The mirror has two faces: Farrow and Bloom essentially describe the same relationship, of the pretty, delicate, increasingly insecure female, worried that she couldn’t function without her partner (despite all her accomplishments), subsumed by the force of the tyrannical, raging male.

In a piece about Bloom that appeared in this magazine in 1996, writer Peter J. Smith quotes her friend Rafael Navarro saying that “Philip always abhorred Woody Allen because of the sentimentality and the vulgarity. The thing about Philip is that he has exquisite taste because he knows when he’s being vulgar. When the affair with Soon-Yi Previn came out he was so full of contempt, full of thunder – ‘How disgusting,’ et cetera.”

So the mirror also has two phalluses: Bloom discovered after her divorce that Roth had propositioned her daughter’s best friend (“practically a daughter to me”) while the girl was staying in her house. “What was irresistible to Philip,” she writes, “was the opportunity to divide and conquer, to kill three birds with one stone.”

Woody’s jacked-up denials (he never lived with Mia, Soon-Yi is not her biological daughter, he “could have met her at a party or something”) aside, he must know that he ruptured Mia’s family profoundly. And that his marriage to Soon-Yi ensures that he will never have a relationship with his son, Satchel, now called Seamus or Sean. (The name “was better than Ingmar, which was Woody’s other choice,” Mia writes.) And that he managed to do something out of Greek mythology: destroy the boy by marrying his sister. Talk about working the Oedipal issues with Mama Mia.

Roth, 64, and Allen, 62, come from the same generational place: rebelling against the restrictions of lower-middle-class Jewish life, circa World War II, escaping through disciplined, brilliant work, and exulting in the freedom of the sexual revolution of the late sixties.

People now in their twenties and thirties grew up on the back end of that bad- boy-free-love loop, and that’s why they find these great men so emotionally hobbled and creepy. Does Woody see his marriage to Soon-Yi as a move toward propriety?

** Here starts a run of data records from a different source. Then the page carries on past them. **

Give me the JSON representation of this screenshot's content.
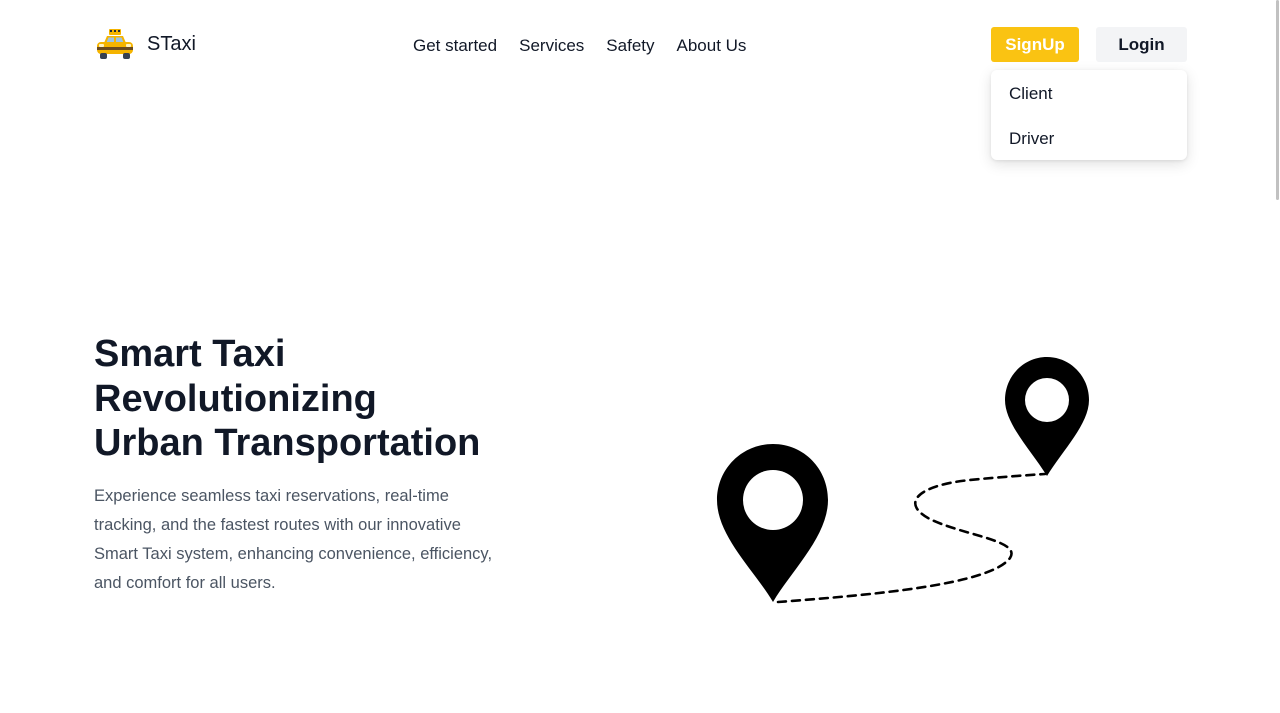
{
  "brand": {
    "name": "STaxi",
    "icon": "taxi-icon"
  },
  "nav": {
    "items": [
      {
        "label": "Get started"
      },
      {
        "label": "Services"
      },
      {
        "label": "Safety"
      },
      {
        "label": "About Us"
      }
    ]
  },
  "auth": {
    "signup_label": "SignUp",
    "login_label": "Login",
    "dropdown": {
      "items": [
        {
          "label": "Client"
        },
        {
          "label": "Driver"
        }
      ]
    }
  },
  "hero": {
    "title_lines": [
      "Smart Taxi",
      "Revolutionizing",
      "Urban Transportation"
    ],
    "description_lines": [
      "Experience seamless taxi reservations, real-time",
      "tracking, and the fastest routes with our innovative",
      "Smart Taxi system, enhancing convenience, efficiency,",
      "and comfort for all users."
    ],
    "illustration": "map-route-pins-icon"
  },
  "colors": {
    "accent": "#fac312",
    "text": "#111827",
    "muted_text": "#4b5563",
    "login_bg": "#f3f4f6"
  }
}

Or is it about settling old scores? Regardless, now he has someone with whom to avoid awards ceremonies in his old age. And he seems to be getting angrier by the day.

Whose Life Is It, Anyway?